● Task details
Check each line of the entries below for the word "testing" and state only how many lines have it.
※
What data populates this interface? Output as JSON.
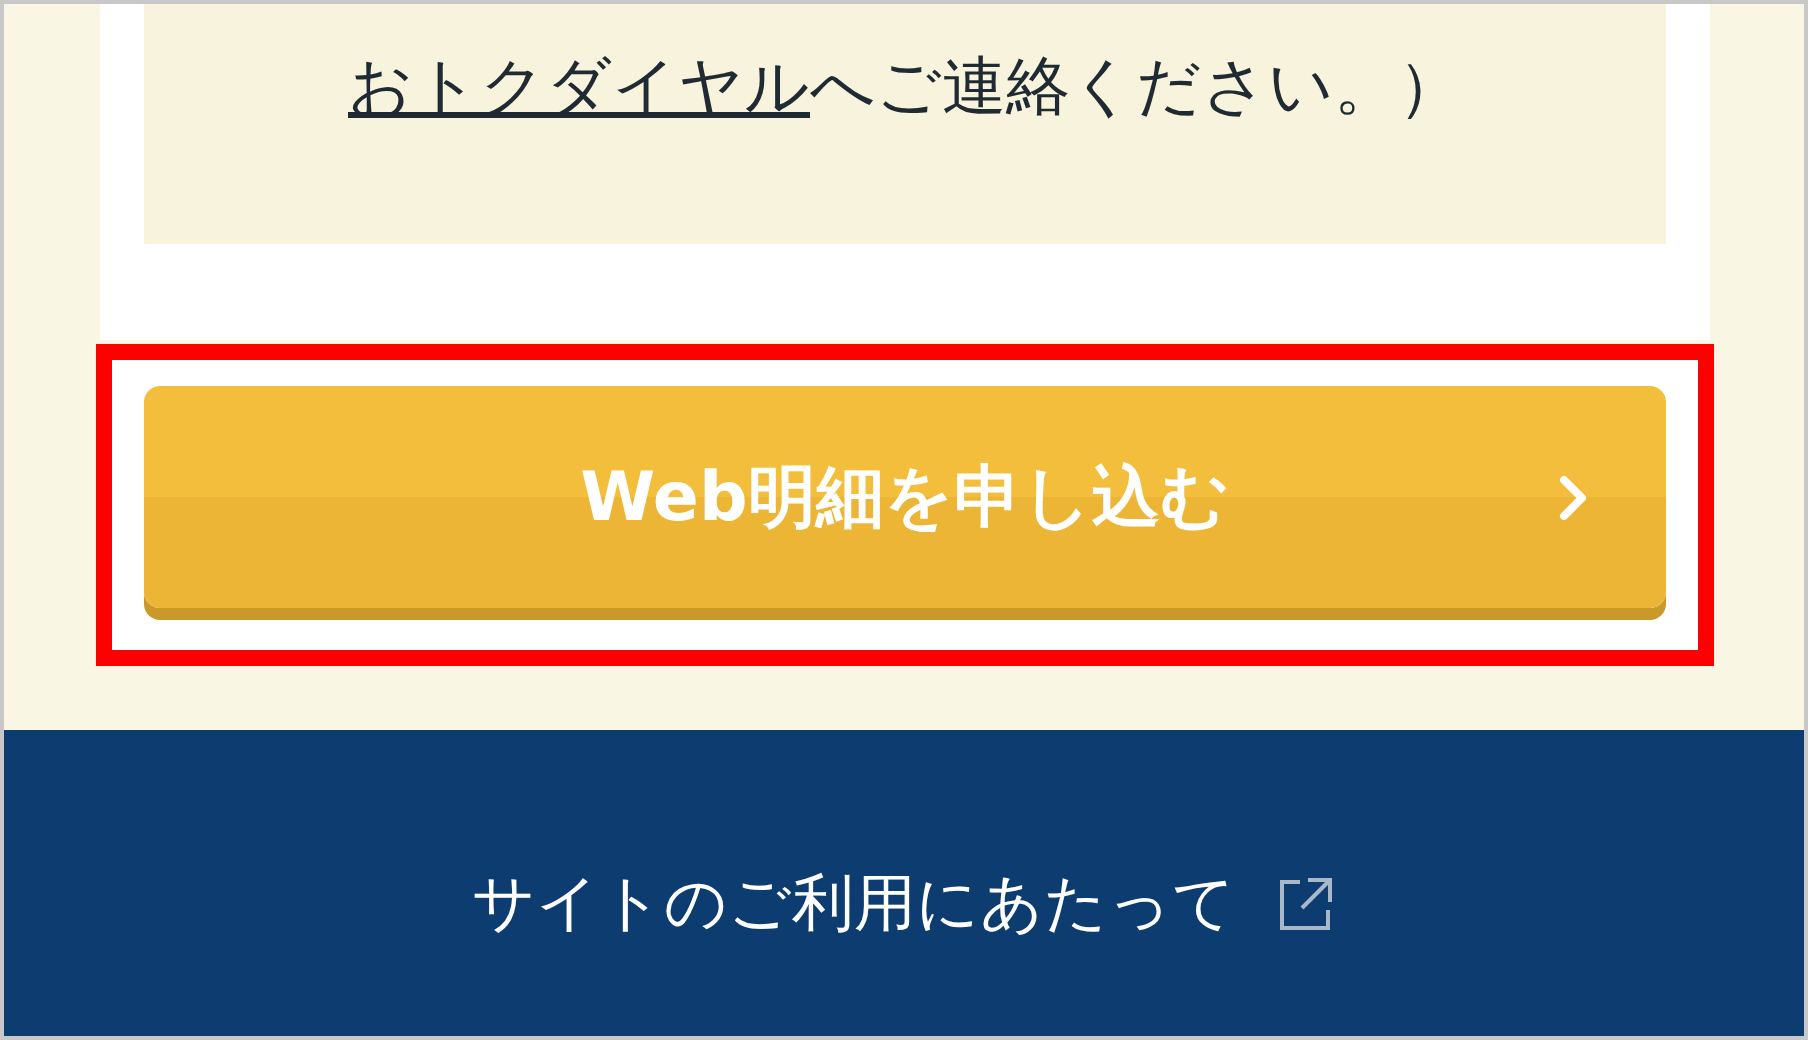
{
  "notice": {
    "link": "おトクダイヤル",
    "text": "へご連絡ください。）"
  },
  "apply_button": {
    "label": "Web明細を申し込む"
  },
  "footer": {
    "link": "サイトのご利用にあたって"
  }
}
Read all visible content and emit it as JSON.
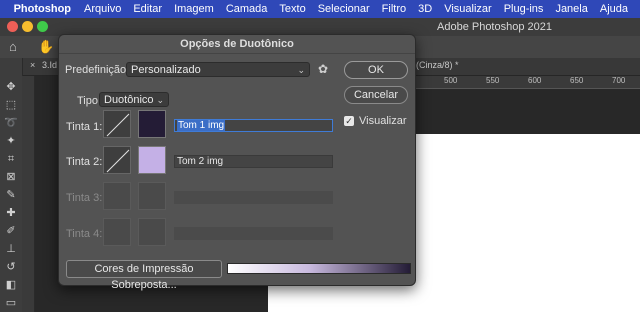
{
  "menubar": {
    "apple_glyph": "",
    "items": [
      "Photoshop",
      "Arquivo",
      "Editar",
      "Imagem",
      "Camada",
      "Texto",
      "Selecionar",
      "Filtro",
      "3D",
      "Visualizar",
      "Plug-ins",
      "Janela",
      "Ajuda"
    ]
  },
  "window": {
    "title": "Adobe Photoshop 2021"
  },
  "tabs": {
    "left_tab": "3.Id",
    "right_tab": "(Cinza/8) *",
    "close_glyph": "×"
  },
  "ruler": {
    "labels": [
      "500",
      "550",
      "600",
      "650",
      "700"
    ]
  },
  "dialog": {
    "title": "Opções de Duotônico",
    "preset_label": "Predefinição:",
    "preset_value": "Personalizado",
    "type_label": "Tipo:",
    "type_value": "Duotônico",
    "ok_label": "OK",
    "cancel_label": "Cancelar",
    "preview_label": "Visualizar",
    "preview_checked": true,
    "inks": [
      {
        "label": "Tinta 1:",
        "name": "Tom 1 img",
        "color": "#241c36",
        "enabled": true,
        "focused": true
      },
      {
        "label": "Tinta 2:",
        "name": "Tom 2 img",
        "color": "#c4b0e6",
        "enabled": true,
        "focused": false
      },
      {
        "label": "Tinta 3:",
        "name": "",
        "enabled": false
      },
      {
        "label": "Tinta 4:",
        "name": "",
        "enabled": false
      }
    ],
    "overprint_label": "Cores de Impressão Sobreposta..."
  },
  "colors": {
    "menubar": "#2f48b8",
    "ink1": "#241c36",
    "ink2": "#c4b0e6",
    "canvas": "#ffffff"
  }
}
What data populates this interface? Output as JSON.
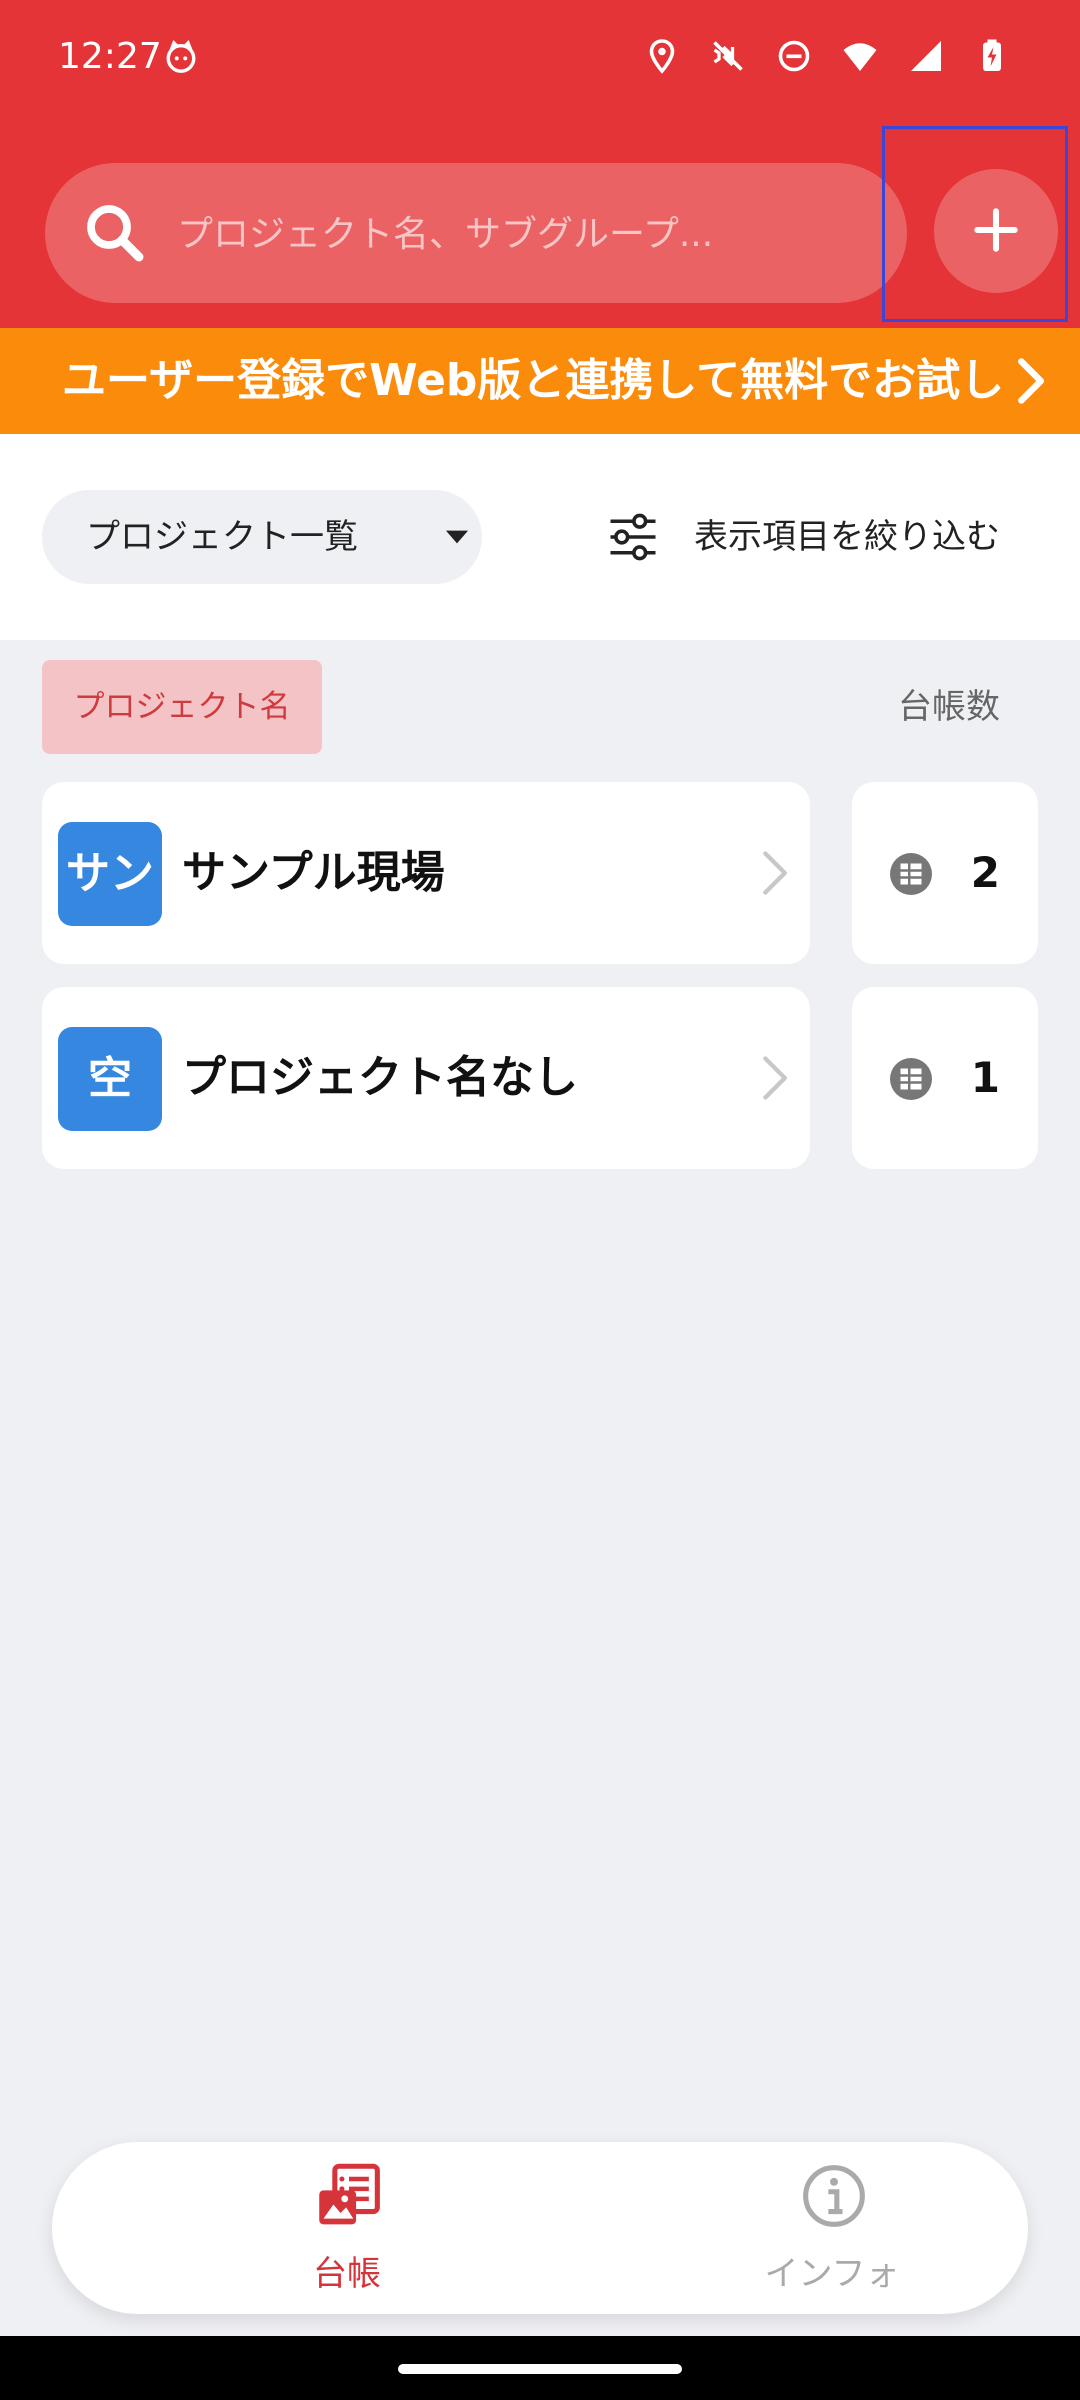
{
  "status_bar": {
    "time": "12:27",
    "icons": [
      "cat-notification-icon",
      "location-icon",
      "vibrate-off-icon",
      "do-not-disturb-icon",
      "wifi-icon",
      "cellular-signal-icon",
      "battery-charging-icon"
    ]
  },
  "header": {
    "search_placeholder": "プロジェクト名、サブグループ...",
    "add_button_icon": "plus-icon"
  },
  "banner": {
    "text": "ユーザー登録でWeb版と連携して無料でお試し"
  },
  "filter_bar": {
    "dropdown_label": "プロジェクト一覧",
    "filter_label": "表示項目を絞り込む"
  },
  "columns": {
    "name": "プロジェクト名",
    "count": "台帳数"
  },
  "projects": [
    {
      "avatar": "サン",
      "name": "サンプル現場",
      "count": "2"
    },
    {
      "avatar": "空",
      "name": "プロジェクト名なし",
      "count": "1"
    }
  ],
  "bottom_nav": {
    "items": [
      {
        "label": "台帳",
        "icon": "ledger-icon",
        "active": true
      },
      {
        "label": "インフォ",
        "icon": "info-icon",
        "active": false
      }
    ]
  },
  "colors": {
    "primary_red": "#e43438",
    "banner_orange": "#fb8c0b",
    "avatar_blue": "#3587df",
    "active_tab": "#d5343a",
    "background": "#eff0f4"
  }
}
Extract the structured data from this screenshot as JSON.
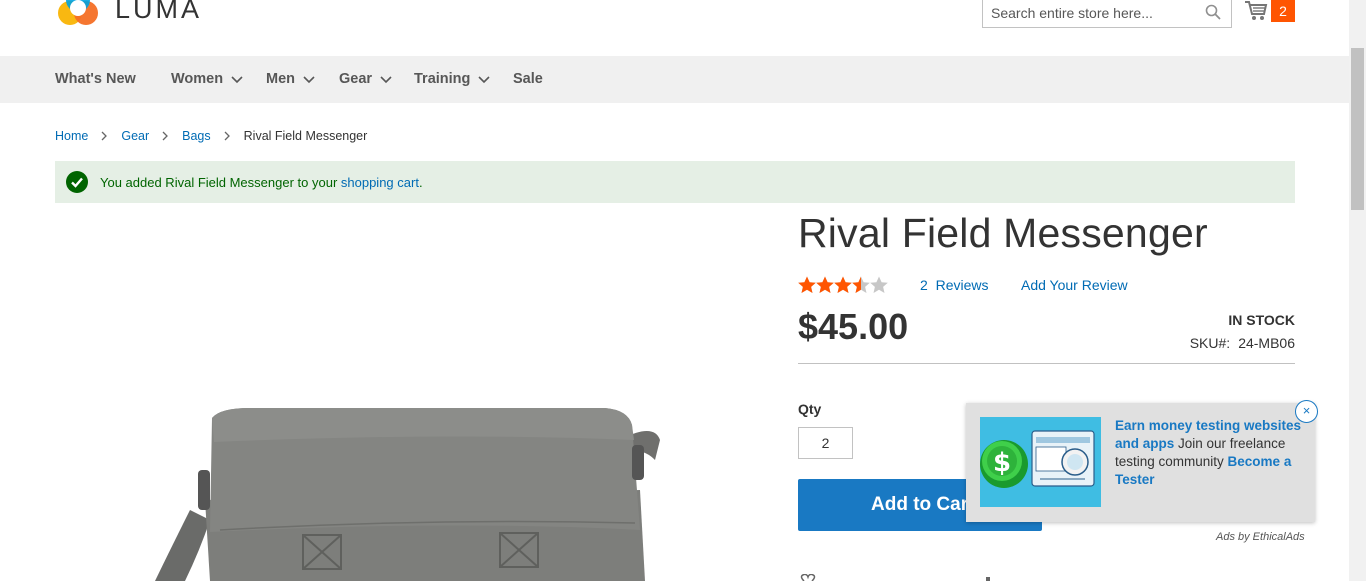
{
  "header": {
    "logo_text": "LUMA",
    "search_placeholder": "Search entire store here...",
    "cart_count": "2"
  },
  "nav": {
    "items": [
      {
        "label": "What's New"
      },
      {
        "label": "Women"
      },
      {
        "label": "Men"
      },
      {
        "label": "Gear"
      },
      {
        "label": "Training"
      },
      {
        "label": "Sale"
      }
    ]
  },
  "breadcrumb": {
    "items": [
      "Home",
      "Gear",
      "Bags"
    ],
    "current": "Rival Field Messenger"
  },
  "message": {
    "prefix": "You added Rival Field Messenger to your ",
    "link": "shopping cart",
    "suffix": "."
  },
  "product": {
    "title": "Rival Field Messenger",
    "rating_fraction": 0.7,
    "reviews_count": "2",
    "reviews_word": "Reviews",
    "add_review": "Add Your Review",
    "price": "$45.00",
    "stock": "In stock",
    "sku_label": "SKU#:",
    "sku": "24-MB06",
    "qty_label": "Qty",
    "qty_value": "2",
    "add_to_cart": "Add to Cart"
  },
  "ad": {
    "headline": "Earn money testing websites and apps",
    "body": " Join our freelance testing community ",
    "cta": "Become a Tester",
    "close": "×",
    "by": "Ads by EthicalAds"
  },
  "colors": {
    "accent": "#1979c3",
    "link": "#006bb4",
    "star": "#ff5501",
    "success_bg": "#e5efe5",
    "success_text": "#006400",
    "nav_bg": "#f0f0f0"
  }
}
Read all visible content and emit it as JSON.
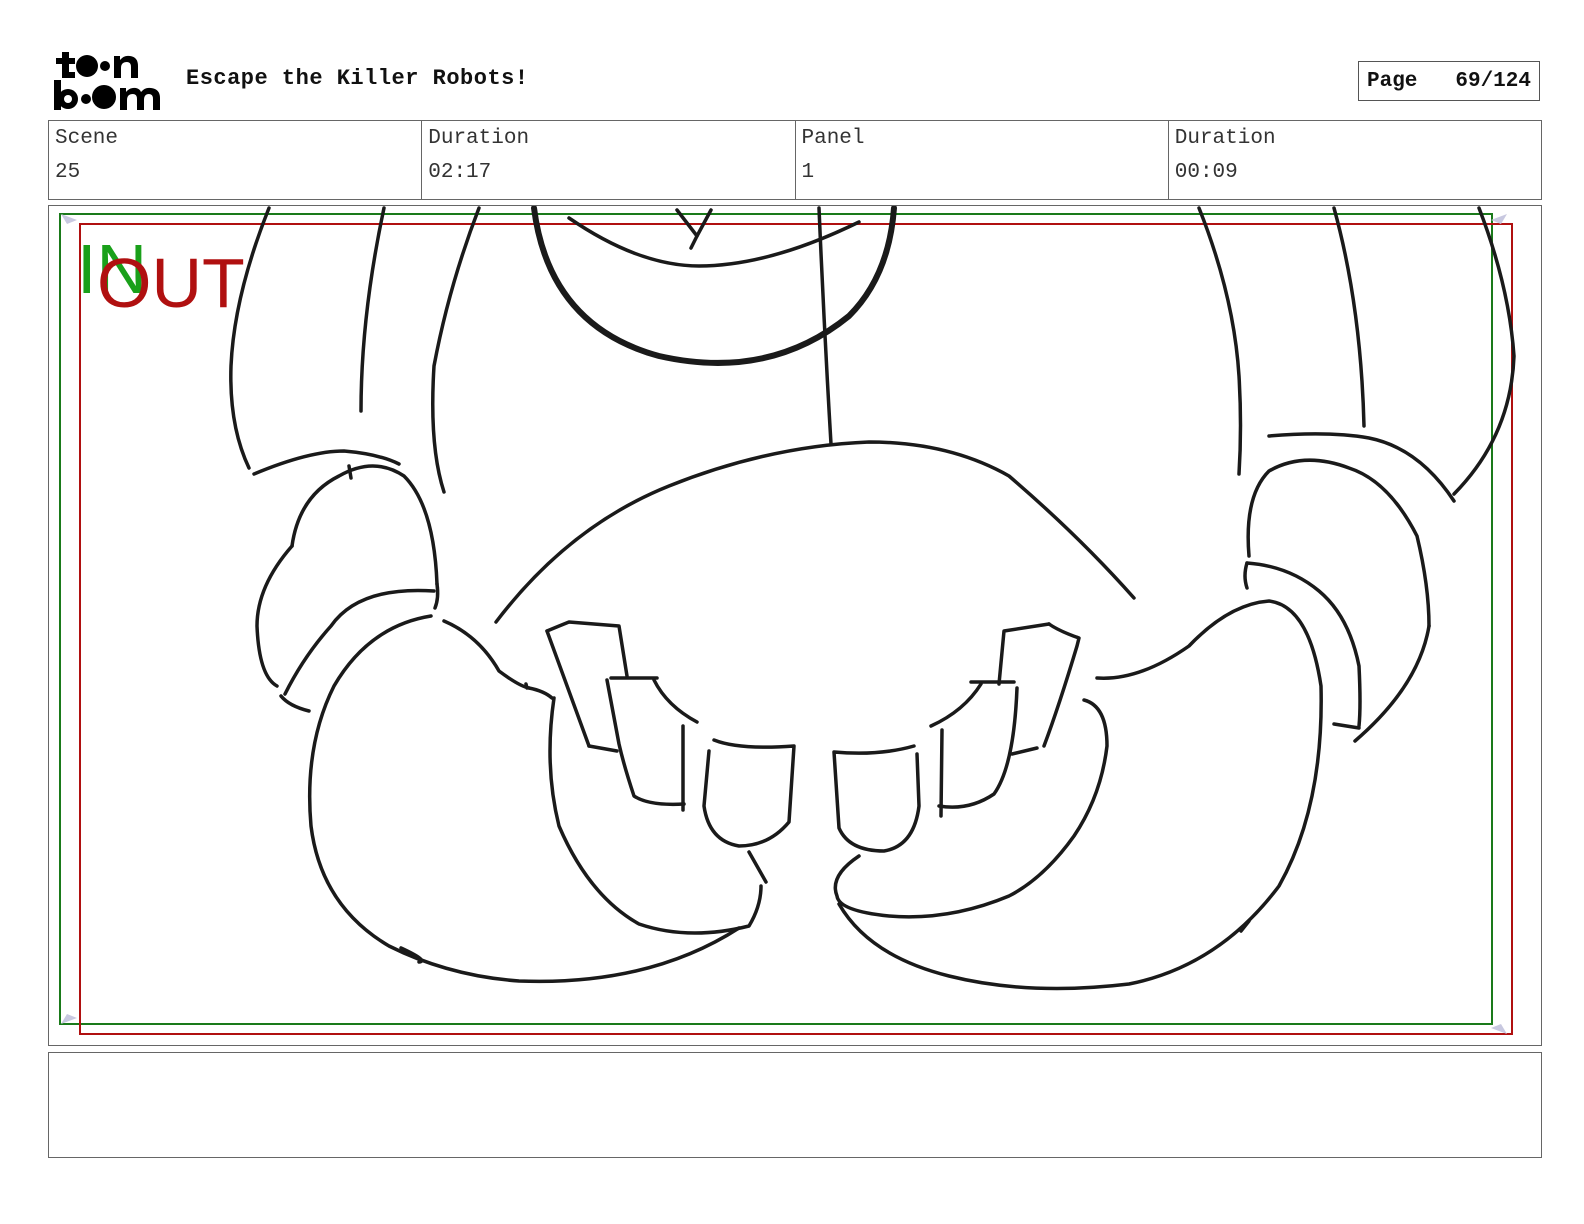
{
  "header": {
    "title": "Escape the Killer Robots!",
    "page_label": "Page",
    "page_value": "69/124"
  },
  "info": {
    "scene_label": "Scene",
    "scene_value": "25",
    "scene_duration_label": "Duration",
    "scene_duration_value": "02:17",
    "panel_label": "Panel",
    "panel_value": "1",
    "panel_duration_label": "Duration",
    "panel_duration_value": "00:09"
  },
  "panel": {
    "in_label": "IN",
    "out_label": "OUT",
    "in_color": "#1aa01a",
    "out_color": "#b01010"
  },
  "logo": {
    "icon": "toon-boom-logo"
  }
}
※
● Written response
2